The Last Great Adventurer is an accessible and enjoyable album on one level, but it also really benefits from repeated listens as it gradually reveals its clever subtleties. This is a remarkably assured and worthy return for Galahad, suffused with emotion and filled with a range of styles woven into the melodic rock framework.
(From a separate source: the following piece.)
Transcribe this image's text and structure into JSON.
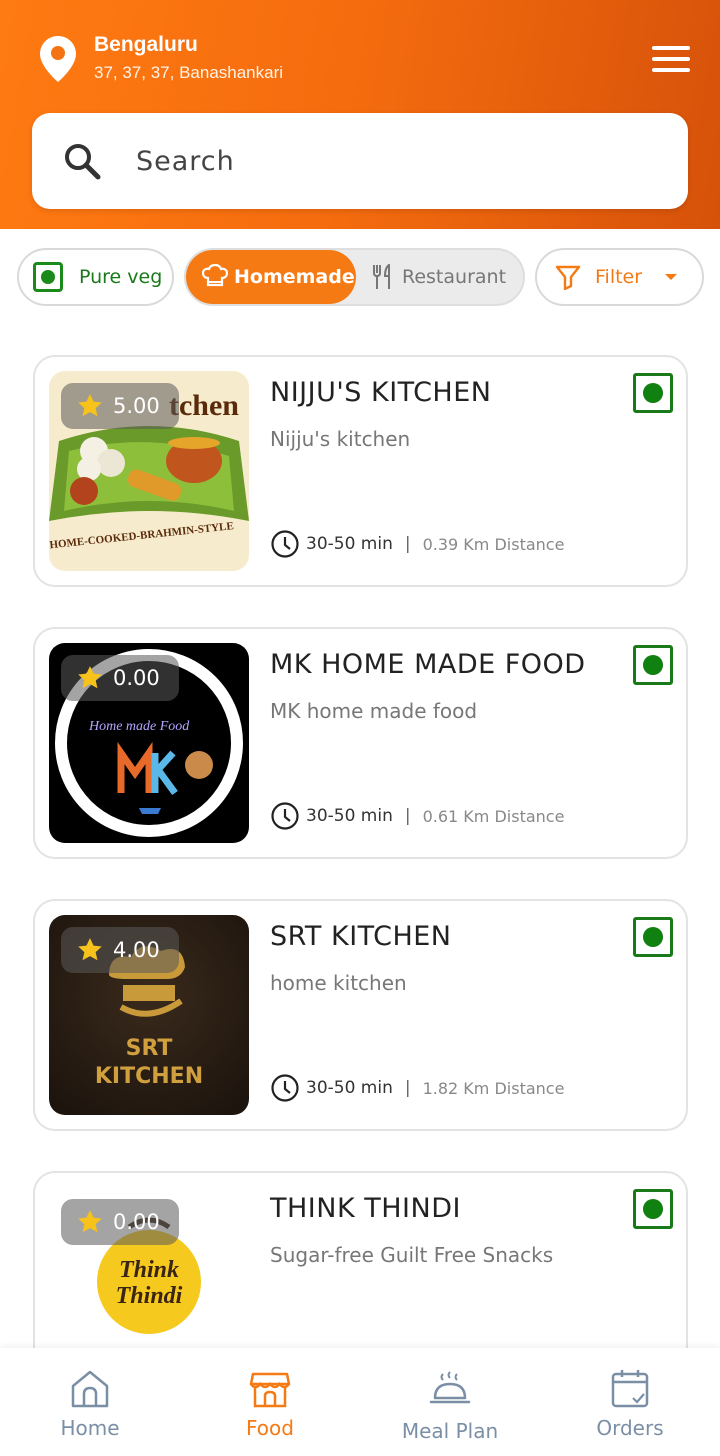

Nicholson’s evocative and poetic personal visions are described with a combination of great sensitivity and rock power by a highly talented band, intuitively and imaginatively conveying feelings and telling stories. 2022 has already produced a range of high quality melodic progressive rock albums, and The Last Great Adventurer deserves to climb high amongst them to be considered as one of the musical peaks of this year.
01. Alive (8:20)
02. Omega Lights (10:05)
– Part One: Λ Alpha (Instrumental)
– Part Two: Ω Omega
03. Blood, Skin and Bone (8:17)
04. Enclosure 1764 (4:07)
05. The Last Great Adventurer (10:46)
~ CD bonus tracks:
06. Normality of Distance (5:50)
07. Another Life Not Lived (7:55)
Total Time – 55:10
Stuart Nicholson – Vocals & Backing Vocals
Dean Baker – Keyboards, Orchestration, Programming, Backing Vocals
Spencer Luckman – Drums, Percussion, First Triangle
Mark Spencer – Bass Guitars, Second Triangle, Backing Vocals
Lee Abraham – Electric Guitars, Acoustic Guitars, Backing Vocals, Additional Guitar, Orchestration (tracks 1 & 3)
Record Label: Avalon Records
Country of Origin: U.K.
Date of Release: 24th October 2022
• Nothing is Written (1991)
• In a Moment of Complete Madness (1993)
• Sleepers (1995) [Remastered 2015]
• Classic Rock Live (1996) Remastered 2008]
• Other Crimes & Misdemeanours II (1997) [Re-released 2009]
• Following Ghosts (1998) [Remastered 2007, Remastered & expanded 2019]
• Other Crimes & Misdemeanours III (2001) [Re-released 2009]
• Year Zero (2002) [Re-released expanded version 2012]
• Resonance – Live in Poland (2006)
• Empires Never Last (2007) [Re-released Deluxe edition 2015]
• Other Crimes and Misdemeanours (2008) [CD version of 1992 Cassette only release]
• Sleepless In Phoenixville – Live at Rosfest (2009)
• Whitchurch 92/93 – Live Archives Vol. 2 (2012)
• Battle Scars (2012)
• Beyond the Realms of Euphoria (2012)
• Seize the Day (2014) [EP]
• Guardian Angel (2014) [EP]
• Mein Herz Brennt (2014) [EP]
• ’30’ (2015) [EP]
• Solidarity – Live in Konin (2015)
• When Worlds Collide (2015) [Compilation]
• Quiet Storms (2016)
• Seas of Change (2018)
• The Last Great Adventurer (2022)
Galahad Acoustic Quintet:
• Not All There (1995)
Galahad Electric Company:
• De-Constructing Ghosts (1999) [Remix album]
• When the Battle is Over (2020)
• Soul Therapy (2021)